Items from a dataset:
--------

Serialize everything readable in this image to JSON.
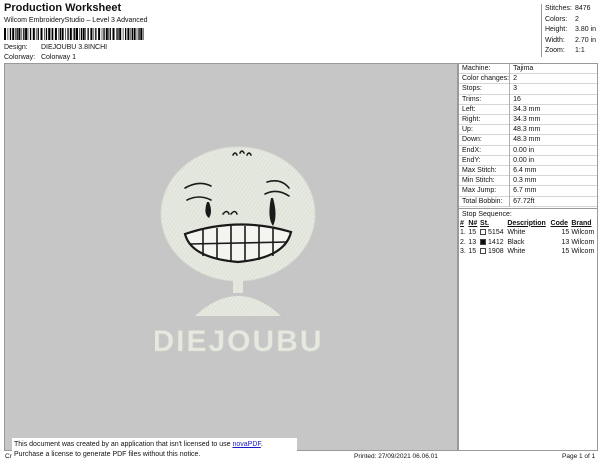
{
  "header": {
    "title": "Production Worksheet",
    "subtitle": "Wilcom EmbroideryStudio – Level 3 Advanced",
    "design_label": "Design:",
    "design_value": "DIEJOUBU 3.8INCHI",
    "colorway_label": "Colorway:",
    "colorway_value": "Colorway 1"
  },
  "summary": [
    {
      "label": "Stitches:",
      "value": "8476"
    },
    {
      "label": "Colors:",
      "value": "2"
    },
    {
      "label": "Height:",
      "value": "3.80 in"
    },
    {
      "label": "Width:",
      "value": "2.70 in"
    },
    {
      "label": "Zoom:",
      "value": "1:1"
    }
  ],
  "machine": [
    {
      "label": "Machine:",
      "value": "Tajima"
    },
    {
      "label": "Color changes:",
      "value": "2"
    },
    {
      "label": "Stops:",
      "value": "3"
    },
    {
      "label": "Trims:",
      "value": "16"
    },
    {
      "label": "Left:",
      "value": "34.3 mm"
    },
    {
      "label": "Right:",
      "value": "34.3 mm"
    },
    {
      "label": "Up:",
      "value": "48.3 mm"
    },
    {
      "label": "Down:",
      "value": "48.3 mm"
    },
    {
      "label": "EndX:",
      "value": "0.00 in"
    },
    {
      "label": "EndY:",
      "value": "0.00 in"
    },
    {
      "label": "Max Stitch:",
      "value": "6.4 mm"
    },
    {
      "label": "Min Stitch:",
      "value": "0.3 mm"
    },
    {
      "label": "Max Jump:",
      "value": "6.7 mm"
    },
    {
      "label": "Total Bobbin:",
      "value": "67.72ft"
    }
  ],
  "stop_sequence": {
    "title": "Stop Sequence:",
    "columns": [
      "#",
      "N#",
      "St.",
      "Description",
      "Code",
      "Brand"
    ],
    "rows": [
      {
        "num": "1.",
        "needle": "15",
        "color": "#ffffff",
        "stitches": "5154",
        "description": "White",
        "code": "15",
        "brand": "Wilcom"
      },
      {
        "num": "2.",
        "needle": "13",
        "color": "#111111",
        "stitches": "1412",
        "description": "Black",
        "code": "13",
        "brand": "Wilcom"
      },
      {
        "num": "3.",
        "needle": "15",
        "color": "#ffffff",
        "stitches": "1908",
        "description": "White",
        "code": "15",
        "brand": "Wilcom"
      }
    ]
  },
  "design_text": "DIEJOUBU",
  "footer": {
    "left": "Cr",
    "printed": "Printed: 27/09/2021 06.06.01",
    "page": "Page 1 of 1"
  },
  "notice": {
    "line1_prefix": "This document was created by an application that isn't licensed to use ",
    "link": "novaPDF",
    "line1_suffix": ".",
    "line2": "Purchase a license to generate PDF files without this notice."
  },
  "colors": {
    "canvas_bg": "#c6c6c6",
    "thread_white": "#e6e9e0",
    "thread_black": "#1a1a1a"
  }
}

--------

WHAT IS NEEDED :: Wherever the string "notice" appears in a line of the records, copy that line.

SOLUTION TO THIS EXERCISE ::
  "notice": {
    "line2": "Purchase a license to generate PDF files without this notice."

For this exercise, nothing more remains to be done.